An enlarged spleen may cause: no symptoms in some cases, pain or fullness in the left upper abdomen that may spread to the left shoulder, feeling full without eating or after eating only a small amount-this can occur when an enlarged spleen presses on your stomach, anemia, fatigue, frequent infections, easy bleeding etc.
If the cause of an enlarged spleen can be identified, treatment focuses on the underlying problem. If you have an enlarged spleen, avoid contact sports - such as soccer, football, hockey etc.
A number of conditions — from infections to liver disease and some cancers - can cause an enlarged spleen, also known as splenomegaly (spleh-no-MEG-uh-lee). Most people don't have symptoms with an enlarged spleen. The problem is often discovered during a routine physical exam. Your doctor can't feel a normal-sized spleen in adults — unless you're very slender — but can feel an enlarged spleen. If you have an enlarged spleen, your doctor will likely request imaging and blood tests to help identify the cause. Treatment for an enlarged spleen focuses on relieving the underlying condition. Surgically removing an enlarged spleen isn't usually the first treatment, but it may be recommended in certain situations.

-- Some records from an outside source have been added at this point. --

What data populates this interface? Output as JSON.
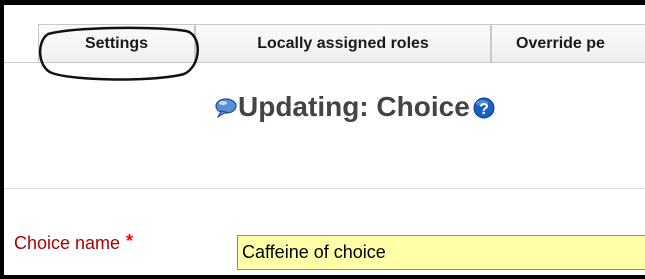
{
  "tabs": [
    {
      "label": "Settings"
    },
    {
      "label": "Locally assigned roles"
    },
    {
      "label": "Override pe"
    }
  ],
  "heading": {
    "title": "Updating: Choice"
  },
  "form": {
    "choice_name_label": "Choice name",
    "required_marker": "*",
    "choice_name_value": "Caffeine of choice"
  },
  "icons": {
    "heading_left": "speech-bubble-icon",
    "heading_right": "help-icon"
  },
  "colors": {
    "label_red": "#aa0000",
    "required_red": "#ff0000",
    "input_highlight": "#ffffa8",
    "help_blue": "#1a5fc4"
  }
}
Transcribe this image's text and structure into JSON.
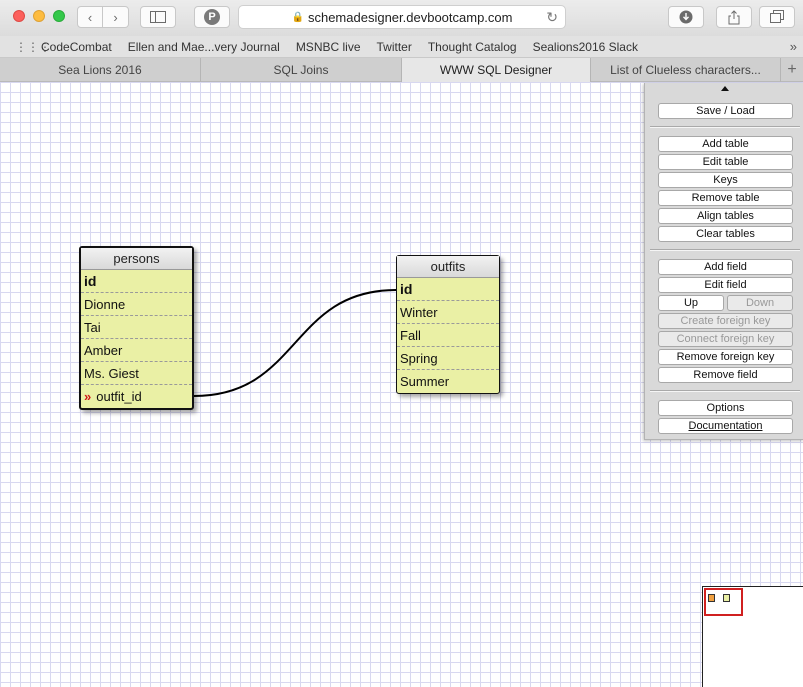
{
  "browser": {
    "url": "schemadesigner.devbootcamp.com",
    "bookmarks": [
      "CodeCombat",
      "Ellen and Mae...very Journal",
      "MSNBC live",
      "Twitter",
      "Thought Catalog",
      "Sealions2016 Slack"
    ],
    "tabs": [
      {
        "label": "Sea Lions 2016",
        "active": false
      },
      {
        "label": "SQL Joins",
        "active": false
      },
      {
        "label": "WWW SQL Designer",
        "active": true
      },
      {
        "label": "List of Clueless characters...",
        "active": false
      }
    ]
  },
  "tables": {
    "persons": {
      "title": "persons",
      "rows": [
        "id",
        "Dionne",
        "Tai",
        "Amber",
        "Ms. Giest",
        "outfit_id"
      ]
    },
    "outfits": {
      "title": "outfits",
      "rows": [
        "id",
        "Winter",
        "Fall",
        "Spring",
        "Summer"
      ]
    }
  },
  "panel": {
    "save_load": "Save / Load",
    "add_table": "Add table",
    "edit_table": "Edit table",
    "keys": "Keys",
    "remove_table": "Remove table",
    "align_tables": "Align tables",
    "clear_tables": "Clear tables",
    "add_field": "Add field",
    "edit_field": "Edit field",
    "up": "Up",
    "down": "Down",
    "create_fk": "Create foreign key",
    "connect_fk": "Connect foreign key",
    "remove_fk": "Remove foreign key",
    "remove_field": "Remove field",
    "options": "Options",
    "documentation": "Documentation"
  },
  "colors": {
    "table_fill": "#eaf0a5",
    "fk_marker": "#d01818",
    "minimap_view": "#d02020"
  }
}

No race predilection is recognized for splenomegaly. Unlike sickle cell disease that results in a small, autoinfarcted spleen, patients with hemoglobin SC disease may have splenomegaly that accompanies their pigment gallstones. Tropical splenomegaly syndrome (or hyperactive malarial syndrome) has a female-to-male incidence ratio of 2:1. Otherwise, no sex predilection is documented for splenomegaly. No age predilection is recognized for splenomegaly.